Contrary to popular belief hairless cats are not technically hairless. Their body is covered in vellus, as mentioned before. The velvety coat is not adept enough to soak up the natural oils of the cat’s skin. As such, hairless cats need frequent bathing to help remove the excess body oil. Their lack of fur can also make them susceptible to sunburn and vulnerable to the cold. Therefore, hairless breeds like Sphynxes and Peterbalds do best in warmer climates.


Also known as ‘crimped’ fur, this type of coat is curly and wavy. It’s very rare and is a result of a genetic anomaly in cats. Having found it desirable, people have bred cats with for this particular feature, resulting in breeds like LaPerm and Cornish Rex. Much like their long-haired counterparts, curly-haired cats also need extensive grooming and care.

Colours in cats

The colour of a cat depends on genetics. Some colours are sex-linked, more likely to show up in one sex over the other. For cats, two primary colours are involved: black and red. Every other shade is a variation of these two colours. White occurs as a colouring when there is a masking gene present in a cat’s genetics. All of these factors result in a multitude of coloured coats among felines.


Cats with a solid coat is easiest to identify and are known as ‘self-coloured’ or ‘selfs’. The most commonly occurring shades are grey, black and white. To be categorised as self-coloured, a cat’s coat must be purely one colour, absent of any markings, patterns or any other coloured patches.


When there is a white base with a secondary colour present, a cat is considered to have a bicolour coat. There are even specific names for the coat depending on the placement of the secondary coloured patches. Cats with random patches are known as ‘magpies’, while ‘harlequin’ cats will have random spotting and a coloured tail. A coloured head and back is categorised as a ‘cap and saddle’ coat and ‘van’ coats are characterised by patches in between the ears and a coloured tail.

Tricolour and tortoiseshell

A combination of red, black and white in a cat’s coat will categorise them as tricolour or ‘calico’. A calico’s colours can also blend to form a mixed colouring, usually of a cream or cinnamon hue or with patches of cream or grey. Calico males are quite rare, as the colouring is usually linked to females.

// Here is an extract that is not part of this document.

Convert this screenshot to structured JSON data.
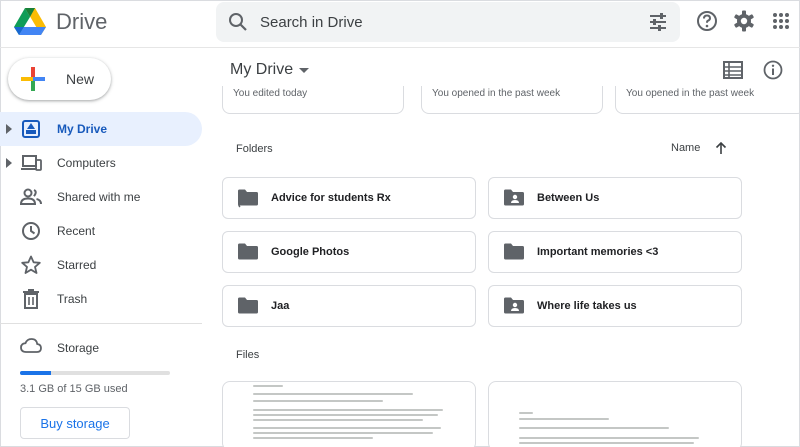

While calicos have white in their fur, their equivalents with black are known as tortoiseshells. Known as ‘torties’ , these cats have coats comprised of black, red and orange. They too can have duller variations and mixes, resulting in grey or cream. Much like calicos, torties are mostly female. There are also breeds known as ‘torbies’, which is a mix of tortoiseshells and calicos, who have a distinctive pattern derived from the two breeds.


Tabbies are the most common type, known as ‘tiger’ cats for their recognisable striped and marbled coats. They also have a distinctive ‘M’ on their forehead with white accents on their chest, paws and tail. There are four variations of tabby; classic, spotted, striped and ticked. Classic tabbies have a swirly or marbled pattern while the spotted tabby has patches or dots. Striped or ‘mackerel’ tabbies have vertical striped that go from their belly to spine. Finally, ticked tabbies have striped legs and tails and multicolour individual strands as well.

Colour point

Colourpoints have a darker shade on their face, tail, paws and ears. These dark marking develop as the cats grow older, showing up in areas of the body that emit the least heat. These markings tend to grow even darker as the cat ages.

By Thiyashi Koththigoda